§ Your instructions
An exact copy of the listing below is required.

### Material provided ###

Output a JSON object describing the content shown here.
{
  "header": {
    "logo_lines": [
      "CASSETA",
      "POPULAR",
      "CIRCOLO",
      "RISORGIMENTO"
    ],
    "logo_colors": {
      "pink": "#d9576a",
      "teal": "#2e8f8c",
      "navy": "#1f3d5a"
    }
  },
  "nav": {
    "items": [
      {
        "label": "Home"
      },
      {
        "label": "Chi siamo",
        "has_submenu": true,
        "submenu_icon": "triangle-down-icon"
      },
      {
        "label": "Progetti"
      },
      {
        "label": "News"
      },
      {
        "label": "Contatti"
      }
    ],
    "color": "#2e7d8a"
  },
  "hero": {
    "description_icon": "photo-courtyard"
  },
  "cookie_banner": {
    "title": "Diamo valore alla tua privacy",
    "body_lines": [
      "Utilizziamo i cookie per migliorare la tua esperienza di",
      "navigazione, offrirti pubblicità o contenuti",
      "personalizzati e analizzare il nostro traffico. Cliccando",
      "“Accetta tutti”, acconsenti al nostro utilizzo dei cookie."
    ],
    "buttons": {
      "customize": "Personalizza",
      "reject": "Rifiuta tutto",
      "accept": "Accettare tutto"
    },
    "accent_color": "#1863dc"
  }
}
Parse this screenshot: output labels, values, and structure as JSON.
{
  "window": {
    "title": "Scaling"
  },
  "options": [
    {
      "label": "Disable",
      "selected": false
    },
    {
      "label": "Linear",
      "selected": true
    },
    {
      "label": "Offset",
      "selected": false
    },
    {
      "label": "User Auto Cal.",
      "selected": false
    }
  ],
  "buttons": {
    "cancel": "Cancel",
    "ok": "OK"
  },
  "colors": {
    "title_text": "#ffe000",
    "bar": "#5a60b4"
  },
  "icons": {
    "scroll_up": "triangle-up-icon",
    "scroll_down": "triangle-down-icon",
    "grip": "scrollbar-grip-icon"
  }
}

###

§ Completed exercise
Output a JSON object describing the content shown here.
{
  "header": {
    "logo_lines": [
      "CASSETA",
      "POPULAR",
      "CIRCOLO",
      "RISORGIMENTO"
    ],
    "logo_colors": {
      "pink": "#d9576a",
      "teal": "#2e8f8c",
      "navy": "#1f3d5a"
    }
  },
  "nav": {
    "items": [
      {
        "label": "Home"
      },
      {
        "label": "Chi siamo",
        "has_submenu": true,
        "submenu_icon": "triangle-down-icon"
      },
      {
        "label": "Progetti"
      },
      {
        "label": "News"
      },
      {
        "label": "Contatti"
      }
    ],
    "color": "#2e7d8a"
  },
  "hero": {
    "description_icon": "photo-courtyard"
  },
  "cookie_banner": {
    "title": "Diamo valore alla tua privacy",
    "body_lines": [
      "Utilizziamo i cookie per migliorare la tua esperienza di",
      "navigazione, offrirti pubblicità o contenuti",
      "personalizzati e analizzare il nostro traffico. Cliccando",
      "“Accetta tutti”, acconsenti al nostro utilizzo dei cookie."
    ],
    "buttons": {
      "customize": "Personalizza",
      "reject": "Rifiuta tutto",
      "accept": "Accettare tutto"
    },
    "accent_color": "#1863dc"
  }
}
Parse this screenshot: output labels, values, and structure as JSON.
{
  "window": {
    "title": "Scaling"
  },
  "options": [
    {
      "label": "Disable",
      "selected": false
    },
    {
      "label": "Linear",
      "selected": true
    },
    {
      "label": "Offset",
      "selected": false
    },
    {
      "label": "User Auto Cal.",
      "selected": false
    }
  ],
  "buttons": {
    "cancel": "Cancel",
    "ok": "OK"
  },
  "colors": {
    "title_text": "#ffe000",
    "bar": "#5a60b4"
  },
  "icons": {
    "scroll_up": "triangle-up-icon",
    "scroll_down": "triangle-down-icon",
    "grip": "scrollbar-grip-icon"
  }
}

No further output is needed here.